Employees have high expectations when it comes to the benefits they want their employer to provide during COVID-19. Employers who fail to upgrade offerings may find themselves stuck with high turnover rates and a weak talent pipeline.
Voya Financial, a retirement, investment and insurance company, reported a 5.7% year-over-year increase in annualized in-force premiums for its employee benefits business, which was driven largely by strong demand for its voluntary benefit offerings including life and disability coverage, as well as critical illness and hospital indemnity plans.
These results aligned with company expectations, as more employees continue to turn to their employers for help with their health and financial wellness needs.
“Year over year we’ve had more than 20% growth in voluntary products,” says Rob Grubka, the president of Voya employee benefits. “That's a pretty consistent thing that's happened over a number of years for us. A big part of that is [the growing] coverage needs that employees have.”
As employees struggle to balance their work and home lives in a remote world, they want their employer to support them more than ever. If they can’t get that support from one employer, they’ll look elsewhere.
Employees are willing to sacrifice potential job opportunities and even their compensation for better perks: 62.3% of the employees surveyed by Staples said they would accept a lower salary in exchange for better benefits, while just 37.7% said they prefer the higher pay. Furthermore, 80% of employees surveyed by the American Institute of Certified Public Accountants said they would choose a job with benefits over a competing offer with a higher salary, but no benefits.
The COVID-19 pandemic has highlighted the need for these and other employee benefits that take care of the whole individual, rather than focusing on one aspect of their lives.
In a recent interview, Grubka discussed the need for employers to invest holistically in their employees’ well-being and how COVID-19 has spurred employees to pay closer attention to the benefits choices they make.
How can employers help workers navigate benefits choices around healthcare, especially during COVID?
There's more and more solutions that are available to employees, but it doesn't imply that there's more understanding of those solutions.
[For example], if you’ve got an accident product, critical illness or hospital indemnity product, those three things together are a really powerful package. So employers want their people to better understand it and know how to make decisions.
There's all these different situations and all these benefits that are available that employees need help to make decisions around. But they’ve thrown so many of them at their employees — it becomes about helping them navigate through that.
That is a better way to help employees think about their planning in both the short-term and long-term. Retirement feels like this very nebulous thing, but medical decisions are right here, right now, and they have an impact today. That's the conversation we're trying to better influence and better guide people through.
How has COVID-19 showcased that employers need to play a more holistic role in their employees’ lives?
COVID has put the spotlight on it and increased the intensity.
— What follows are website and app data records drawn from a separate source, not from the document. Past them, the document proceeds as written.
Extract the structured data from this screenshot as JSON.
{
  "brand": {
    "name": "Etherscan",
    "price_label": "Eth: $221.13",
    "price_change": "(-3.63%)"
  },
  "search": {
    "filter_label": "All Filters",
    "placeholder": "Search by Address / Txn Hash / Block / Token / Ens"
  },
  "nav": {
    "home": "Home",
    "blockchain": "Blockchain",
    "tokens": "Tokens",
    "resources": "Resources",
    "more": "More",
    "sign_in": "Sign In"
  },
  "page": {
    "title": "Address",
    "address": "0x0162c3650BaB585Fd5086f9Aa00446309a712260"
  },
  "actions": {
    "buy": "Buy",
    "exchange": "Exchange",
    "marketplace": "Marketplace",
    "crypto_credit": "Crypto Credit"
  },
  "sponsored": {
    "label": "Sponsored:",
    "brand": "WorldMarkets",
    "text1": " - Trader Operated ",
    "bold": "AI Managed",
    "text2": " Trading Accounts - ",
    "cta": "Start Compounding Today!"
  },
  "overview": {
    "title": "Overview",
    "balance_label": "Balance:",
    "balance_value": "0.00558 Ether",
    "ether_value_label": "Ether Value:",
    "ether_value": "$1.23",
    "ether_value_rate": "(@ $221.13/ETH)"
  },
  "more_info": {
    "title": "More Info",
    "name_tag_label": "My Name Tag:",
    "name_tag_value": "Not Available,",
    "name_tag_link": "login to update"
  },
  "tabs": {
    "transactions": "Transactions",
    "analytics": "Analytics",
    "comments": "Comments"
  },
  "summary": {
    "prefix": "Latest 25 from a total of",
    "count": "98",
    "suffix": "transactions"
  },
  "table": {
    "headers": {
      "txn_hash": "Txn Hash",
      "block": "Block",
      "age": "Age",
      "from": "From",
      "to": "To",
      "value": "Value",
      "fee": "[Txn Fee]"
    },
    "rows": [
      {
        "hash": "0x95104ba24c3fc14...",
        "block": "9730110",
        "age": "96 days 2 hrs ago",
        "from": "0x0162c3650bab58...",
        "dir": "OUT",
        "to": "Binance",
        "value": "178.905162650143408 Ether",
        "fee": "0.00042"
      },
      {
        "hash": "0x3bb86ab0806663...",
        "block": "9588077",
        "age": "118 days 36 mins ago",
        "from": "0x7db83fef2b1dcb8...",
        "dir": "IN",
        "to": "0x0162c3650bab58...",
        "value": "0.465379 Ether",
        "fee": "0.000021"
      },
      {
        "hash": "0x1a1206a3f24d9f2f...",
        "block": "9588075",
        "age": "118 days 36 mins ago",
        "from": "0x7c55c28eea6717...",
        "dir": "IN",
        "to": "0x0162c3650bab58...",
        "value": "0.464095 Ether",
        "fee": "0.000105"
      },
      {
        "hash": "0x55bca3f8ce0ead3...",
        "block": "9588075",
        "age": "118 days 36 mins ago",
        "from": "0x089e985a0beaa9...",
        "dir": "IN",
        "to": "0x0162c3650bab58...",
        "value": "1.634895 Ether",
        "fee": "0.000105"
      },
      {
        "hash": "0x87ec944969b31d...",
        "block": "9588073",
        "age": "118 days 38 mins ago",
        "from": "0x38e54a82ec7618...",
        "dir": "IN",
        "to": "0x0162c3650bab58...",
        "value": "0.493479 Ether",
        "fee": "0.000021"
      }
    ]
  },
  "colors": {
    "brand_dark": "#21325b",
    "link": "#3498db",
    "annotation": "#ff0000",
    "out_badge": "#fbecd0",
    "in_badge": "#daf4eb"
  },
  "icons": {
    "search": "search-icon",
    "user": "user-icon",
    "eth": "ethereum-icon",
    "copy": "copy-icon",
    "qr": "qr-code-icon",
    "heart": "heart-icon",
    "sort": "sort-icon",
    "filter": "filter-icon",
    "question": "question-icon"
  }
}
It's only going to intensify both the opportunity and the challenges for employers of how we communicate this and do it in an effective way and make sure people actually understand how we are different. That's going to occupy more of the selling process to the employee of why [any company] is the right place for you to be at work.